You believe you have been discriminated against at work. So, you go to your local EEOC office and file a Charge of Discrimination. This gets the legal ball rolling. Then, not long after your charge is filed, you receive a notice from the EEOC asking if you are willing to participate in mediation in an attempt to resolve your dispute with your employer. Before you make that decision, it would be good to know what mediation is and how it works.
What is Mediation?
Mediation is simply a meeting of the parties involved in a dispute, along with a neutral person whose job it is to "mediate" between the parties to get things resolved so that everyone is happy. The purpose of mediation is never to determine who is at fault or whether your claims are legitimate. The purpose is to allow both sides the opportunity to explain their own position, and listen to the position of the other side.

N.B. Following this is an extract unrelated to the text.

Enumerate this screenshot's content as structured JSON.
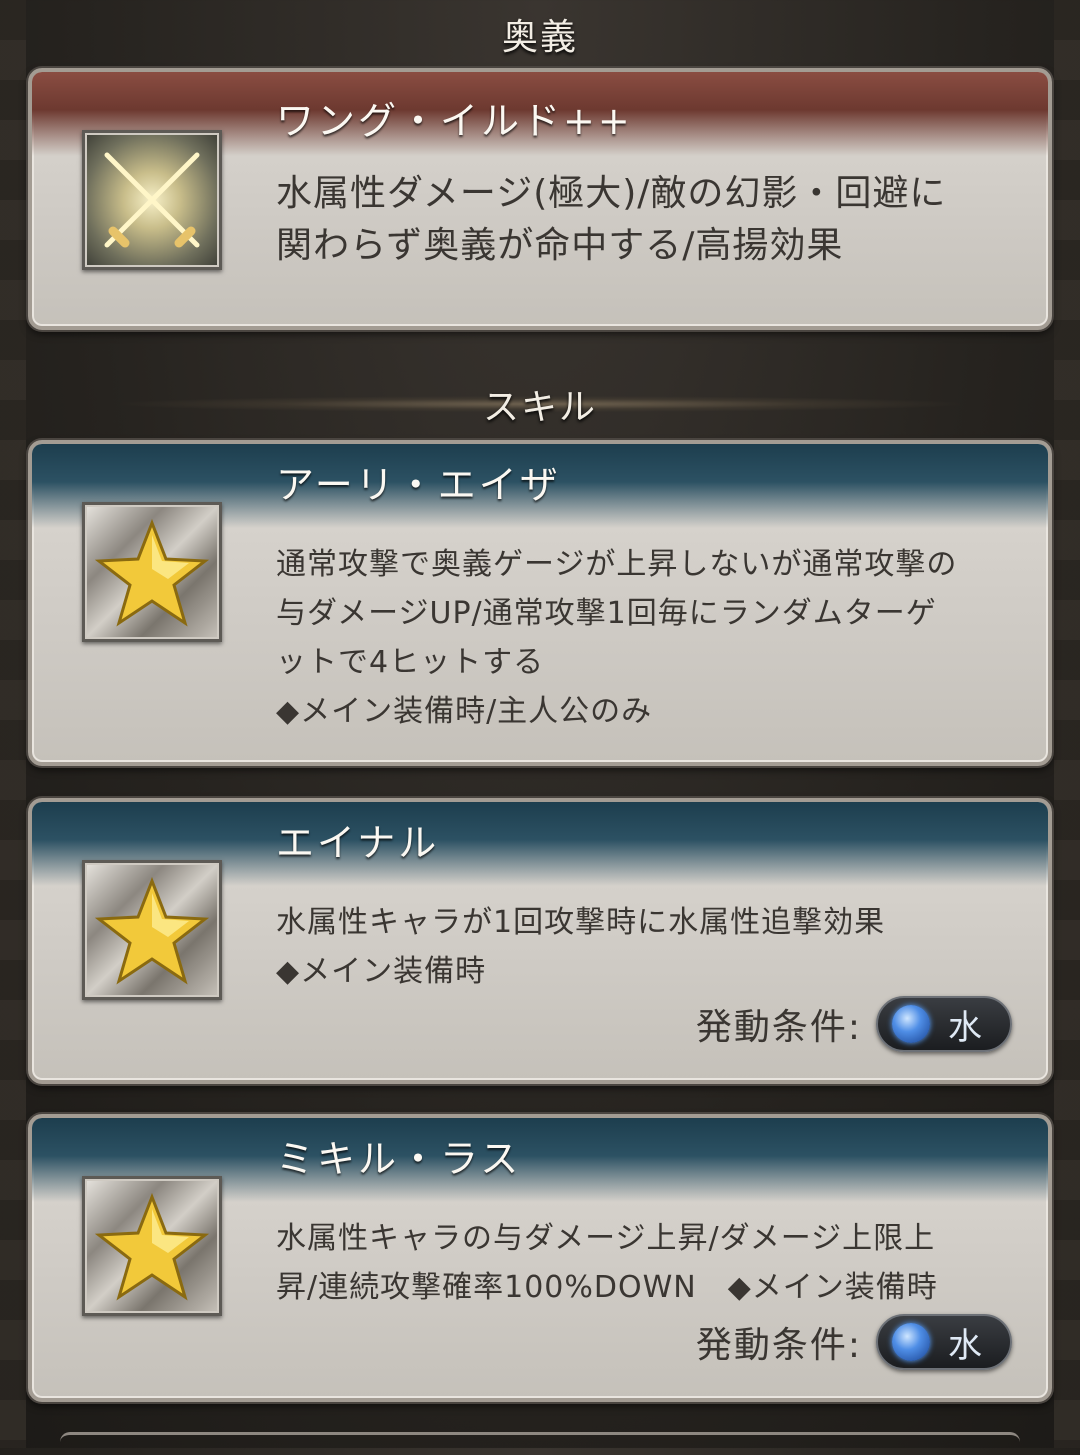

Mediation is also meant to be a way for the employee to offer a proposal to the employer of what would be a fair resolution of the dispute. Usually, that resolution involves money. So determining and conveying to your employer the amount of money it would take to resolve the dispute, is necessary.
What is the Mediator's Job?
The mediator is always the neutral party. This means, the mediator does not make any decisions for either party, but instead merely passes along information to both sides in a neutral and non-confrontational manner. It remains the decision of the parties, whether or not the claims can be resolved in a way that both parties think is fair and reasonable.
What are the possible outcomes of mediation?
If you and your employer reach an agreement and the case can be resolved, the mediator is responsible for putting the agreement in writing. The agreement is then signed by you and your employer and it becomes a binding settlement agreement. This means your EEOC charge will no longer proceed through an investigation. It usually requires you, as the employee, to agree not to file a lawsuit in court against your employer for the same employment matters you raised in the EEOC charge.
However, if an agreement is not reached, the mediation ends. Anything that was discussed during the mediation session, including any offers that were made or refused, must be left behind. What goes on in mediation must remain confidential and it cannot be used in court in any way.
What if I'm unhappy with what my employer offers?
The reality is, the opposing parties in a mediation usually harbor negative feelings toward one another. Otherwise, there would be no dispute and there would be no need for a neutral mediator to help the parties to negotiate a resolution. Usually, the employment issues have become personal and the parties have become emotionally charged.
However, a mediation is not the time for expressing those feelings. As the employee, the best advice is to ignore any antagonistic behavior by your employer and, instead, focus on the financial risks and benefits that you face. If you remain positive, you will increase your chances of having a positive mediation experience and reaching a reasonable settlement with your employer.
If you have any questions or concerns regarding EEOC mediation or any other employment issues, contact Wrady & Michel, LLC either online or by calling us at (205) 265-1880.